— Source material —

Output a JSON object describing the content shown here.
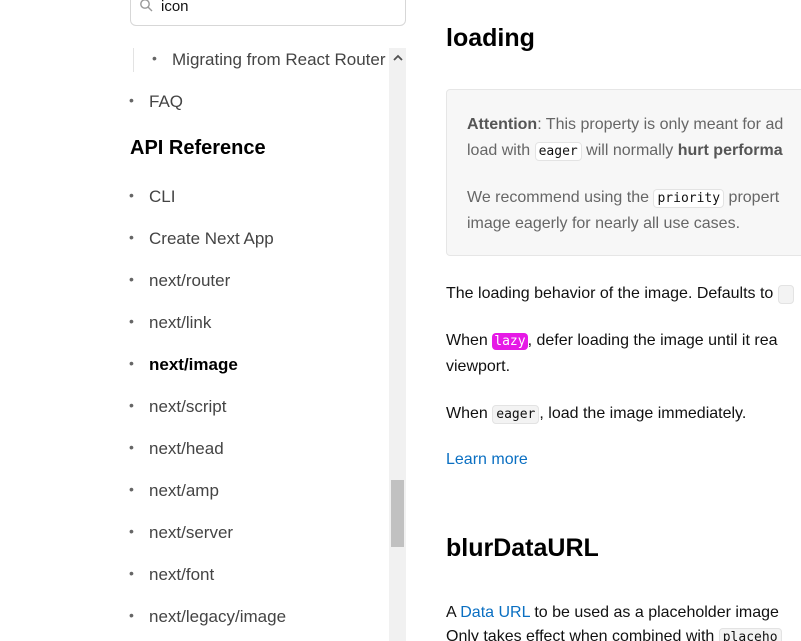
{
  "search": {
    "value": "icon"
  },
  "sidebar": {
    "nested_item": "Migrating from React Router",
    "faq": "FAQ",
    "section_heading": "API Reference",
    "items": [
      {
        "label": "CLI",
        "active": false
      },
      {
        "label": "Create Next App",
        "active": false
      },
      {
        "label": "next/router",
        "active": false
      },
      {
        "label": "next/link",
        "active": false
      },
      {
        "label": "next/image",
        "active": true
      },
      {
        "label": "next/script",
        "active": false
      },
      {
        "label": "next/head",
        "active": false
      },
      {
        "label": "next/amp",
        "active": false
      },
      {
        "label": "next/server",
        "active": false
      },
      {
        "label": "next/font",
        "active": false
      },
      {
        "label": "next/legacy/image",
        "active": false
      }
    ]
  },
  "main": {
    "loading_heading": "loading",
    "note": {
      "line1_bold": "Attention",
      "line1_rest": ": This property is only meant for ad",
      "line2_pre": "load with ",
      "line2_code": "eager",
      "line2_mid": " will normally ",
      "line2_bold": "hurt performa",
      "line3_pre": "We recommend using the ",
      "line3_code": "priority",
      "line3_rest": " propert",
      "line4": "image eagerly for nearly all use cases."
    },
    "p1": "The loading behavior of the image. Defaults to",
    "p2_pre": "When ",
    "p2_code": "lazy",
    "p2_rest": ", defer loading the image until it rea",
    "p2_line2": "viewport.",
    "p3_pre": "When ",
    "p3_code": "eager",
    "p3_rest": ", load the image immediately.",
    "learn_more": "Learn more",
    "blur_heading": "blurDataURL",
    "p4_pre": "A ",
    "p4_link": "Data URL",
    "p4_rest": " to be used as a placeholder image",
    "p5_pre": "Only takes effect when combined with ",
    "p5_code": "placeho"
  },
  "colors": {
    "highlight": "#e619e6",
    "link": "#0a6fc2"
  }
}
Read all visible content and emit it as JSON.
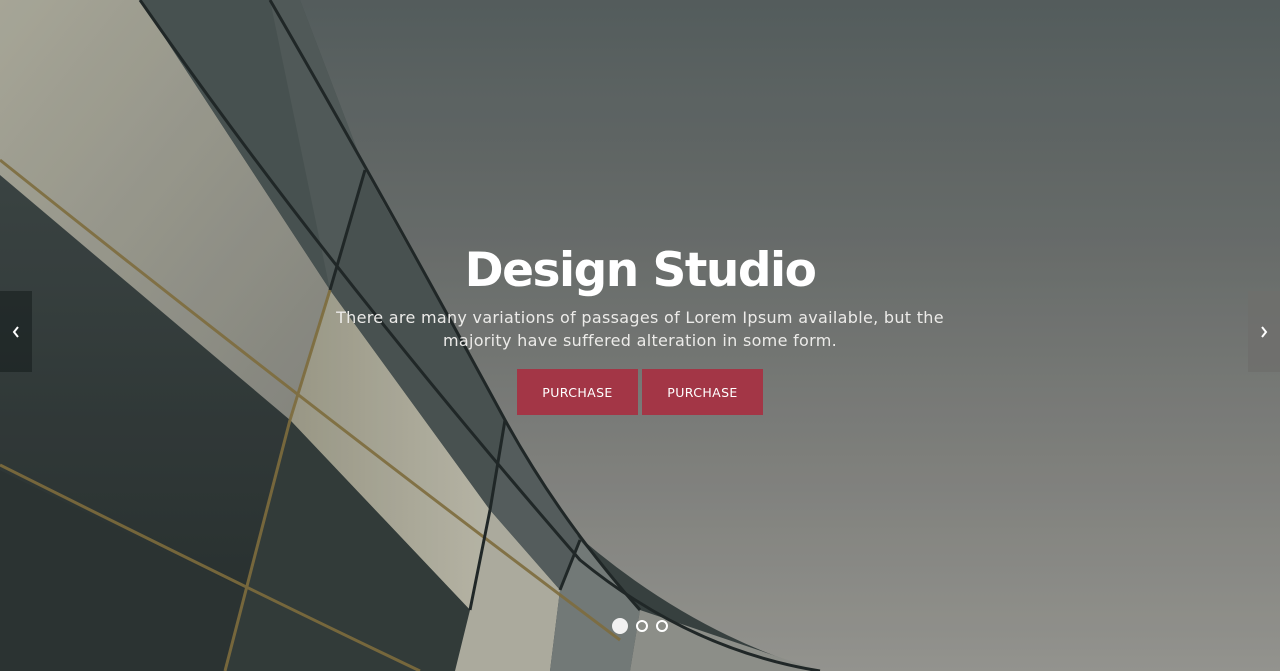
{
  "hero": {
    "title": "Design Studio",
    "subtitle": "There are many variations of passages of Lorem Ipsum available, but the majority have suffered alteration in some form.",
    "buttons": [
      {
        "label": "PURCHASE"
      },
      {
        "label": "PURCHASE"
      }
    ]
  },
  "slider": {
    "prev_icon": "chevron-left-icon",
    "next_icon": "chevron-right-icon",
    "slide_count": 3,
    "active_index": 0
  },
  "colors": {
    "button_bg": "#a33646",
    "title": "#ffffff"
  }
}
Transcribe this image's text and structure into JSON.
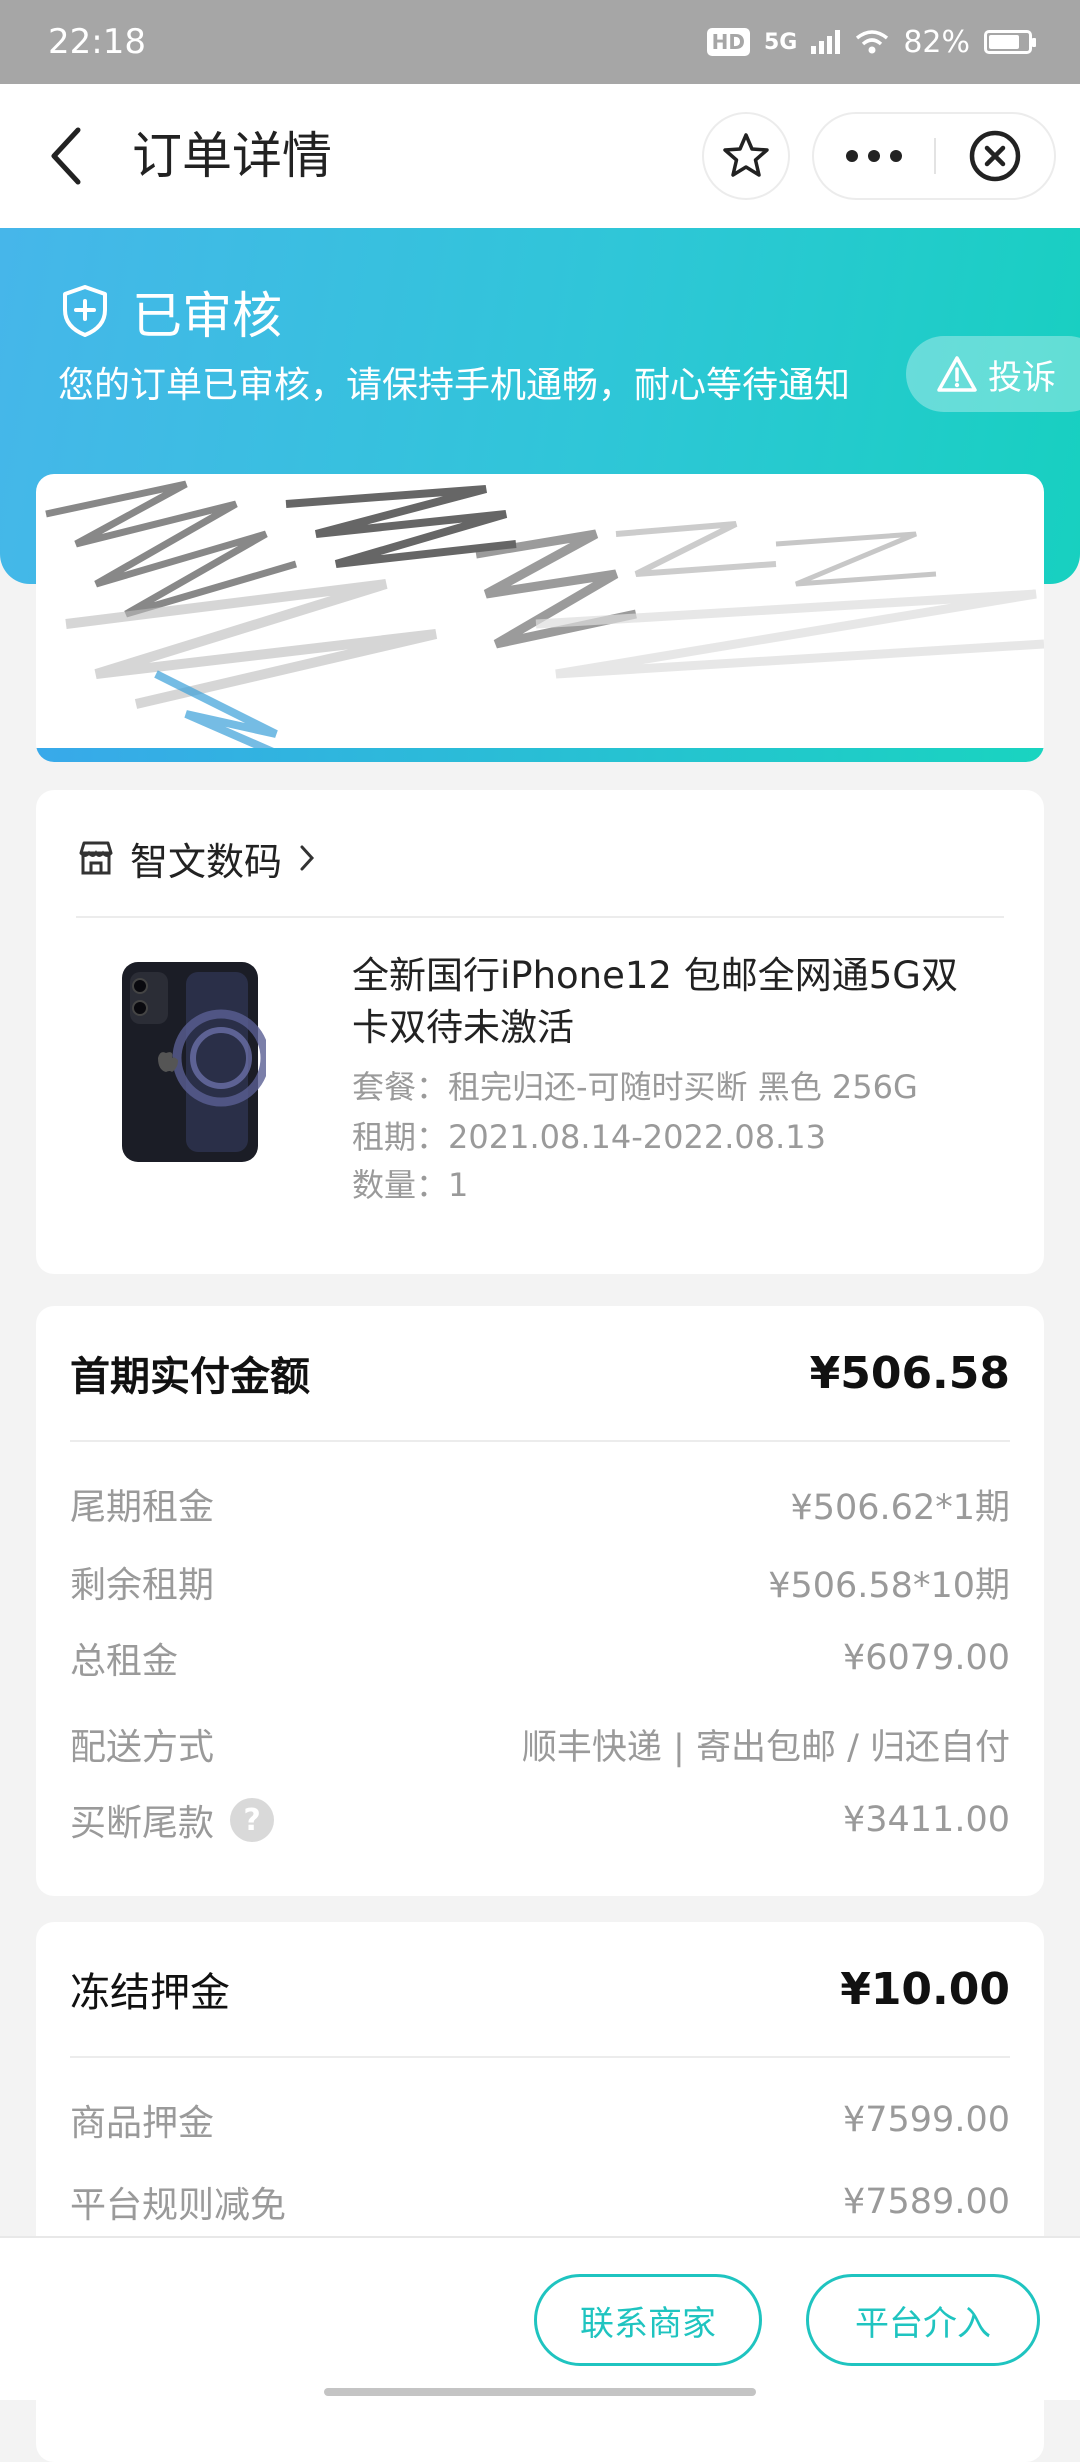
{
  "status_bar": {
    "time": "22:18",
    "hd": "HD",
    "signal": "5G",
    "battery": "82%"
  },
  "header": {
    "title": "订单详情"
  },
  "order_status": {
    "title": "已审核",
    "description": "您的订单已审核，请保持手机通畅，耐心等待通知",
    "complaint_label": "投诉"
  },
  "product": {
    "shop_name": "智文数码",
    "title": "全新国行iPhone12 包邮全网通5G双卡双待未激活",
    "package": "套餐：租完归还-可随时买断 黑色 256G",
    "period": "租期：2021.08.14-2022.08.13",
    "quantity": "数量：1"
  },
  "payment": {
    "head_label": "首期实付金额",
    "head_value": "¥506.58",
    "rows": [
      {
        "label": "尾期租金",
        "value": "¥506.62*1期"
      },
      {
        "label": "剩余租期",
        "value": "¥506.58*10期"
      },
      {
        "label": "总租金",
        "value": "¥6079.00"
      },
      {
        "label": "配送方式",
        "value": "顺丰快递 | 寄出包邮 / 归还自付"
      },
      {
        "label": "买断尾款",
        "value": "¥3411.00"
      }
    ]
  },
  "deposit": {
    "head_label": "冻结押金",
    "head_value": "¥10.00",
    "rows": [
      {
        "label": "商品押金",
        "value": "¥7599.00"
      },
      {
        "label": "平台规则减免",
        "value": "¥7589.00"
      }
    ]
  },
  "bottom": {
    "contact_label": "联系商家",
    "platform_label": "平台介入"
  },
  "colors": {
    "accent": "#1fc4c0",
    "banner_start": "#46b6ea",
    "banner_end": "#17d0c0"
  }
}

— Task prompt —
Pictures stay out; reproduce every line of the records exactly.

— Answer area —
Output a JSON object describing the content shown here.
{
  "search": {
    "value": "icon"
  },
  "sidebar": {
    "nested_item": "Migrating from React Router",
    "faq": "FAQ",
    "section_heading": "API Reference",
    "items": [
      {
        "label": "CLI",
        "active": false
      },
      {
        "label": "Create Next App",
        "active": false
      },
      {
        "label": "next/router",
        "active": false
      },
      {
        "label": "next/link",
        "active": false
      },
      {
        "label": "next/image",
        "active": true
      },
      {
        "label": "next/script",
        "active": false
      },
      {
        "label": "next/head",
        "active": false
      },
      {
        "label": "next/amp",
        "active": false
      },
      {
        "label": "next/server",
        "active": false
      },
      {
        "label": "next/font",
        "active": false
      },
      {
        "label": "next/legacy/image",
        "active": false
      }
    ]
  },
  "main": {
    "loading_heading": "loading",
    "note": {
      "line1_bold": "Attention",
      "line1_rest": ": This property is only meant for ad",
      "line2_pre": "load with ",
      "line2_code": "eager",
      "line2_mid": " will normally ",
      "line2_bold": "hurt performa",
      "line3_pre": "We recommend using the ",
      "line3_code": "priority",
      "line3_rest": " propert",
      "line4": "image eagerly for nearly all use cases."
    },
    "p1": "The loading behavior of the image. Defaults to",
    "p2_pre": "When ",
    "p2_code": "lazy",
    "p2_rest": ", defer loading the image until it rea",
    "p2_line2": "viewport.",
    "p3_pre": "When ",
    "p3_code": "eager",
    "p3_rest": ", load the image immediately.",
    "learn_more": "Learn more",
    "blur_heading": "blurDataURL",
    "p4_pre": "A ",
    "p4_link": "Data URL",
    "p4_rest": " to be used as a placeholder image",
    "p5_pre": "Only takes effect when combined with ",
    "p5_code": "placeho"
  },
  "colors": {
    "highlight": "#e619e6",
    "link": "#0a6fc2"
  }
}
Read all visible content and emit it as JSON.
{
  "hero": {
    "title": "Design Studio",
    "subtitle": "There are many variations of passages of Lorem Ipsum available, but the majority have suffered alteration in some form.",
    "buttons": [
      {
        "label": "PURCHASE"
      },
      {
        "label": "PURCHASE"
      }
    ]
  },
  "slider": {
    "prev_icon": "chevron-left-icon",
    "next_icon": "chevron-right-icon",
    "slide_count": 3,
    "active_index": 0
  },
  "colors": {
    "button_bg": "#a33646",
    "title": "#ffffff"
  }
}
Transcribe this image's text and structure into JSON.
{
  "status_bar": {
    "time": "22:18",
    "hd": "HD",
    "signal": "5G",
    "battery": "82%"
  },
  "header": {
    "title": "订单详情"
  },
  "order_status": {
    "title": "已审核",
    "description": "您的订单已审核，请保持手机通畅，耐心等待通知",
    "complaint_label": "投诉"
  },
  "product": {
    "shop_name": "智文数码",
    "title": "全新国行iPhone12 包邮全网通5G双卡双待未激活",
    "package": "套餐：租完归还-可随时买断 黑色 256G",
    "period": "租期：2021.08.14-2022.08.13",
    "quantity": "数量：1"
  },
  "payment": {
    "head_label": "首期实付金额",
    "head_value": "¥506.58",
    "rows": [
      {
        "label": "尾期租金",
        "value": "¥506.62*1期"
      },
      {
        "label": "剩余租期",
        "value": "¥506.58*10期"
      },
      {
        "label": "总租金",
        "value": "¥6079.00"
      },
      {
        "label": "配送方式",
        "value": "顺丰快递 | 寄出包邮 / 归还自付"
      },
      {
        "label": "买断尾款",
        "value": "¥3411.00"
      }
    ]
  },
  "deposit": {
    "head_label": "冻结押金",
    "head_value": "¥10.00",
    "rows": [
      {
        "label": "商品押金",
        "value": "¥7599.00"
      },
      {
        "label": "平台规则减免",
        "value": "¥7589.00"
      }
    ]
  },
  "bottom": {
    "contact_label": "联系商家",
    "platform_label": "平台介入"
  },
  "colors": {
    "accent": "#1fc4c0",
    "banner_start": "#46b6ea",
    "banner_end": "#17d0c0"
  }
}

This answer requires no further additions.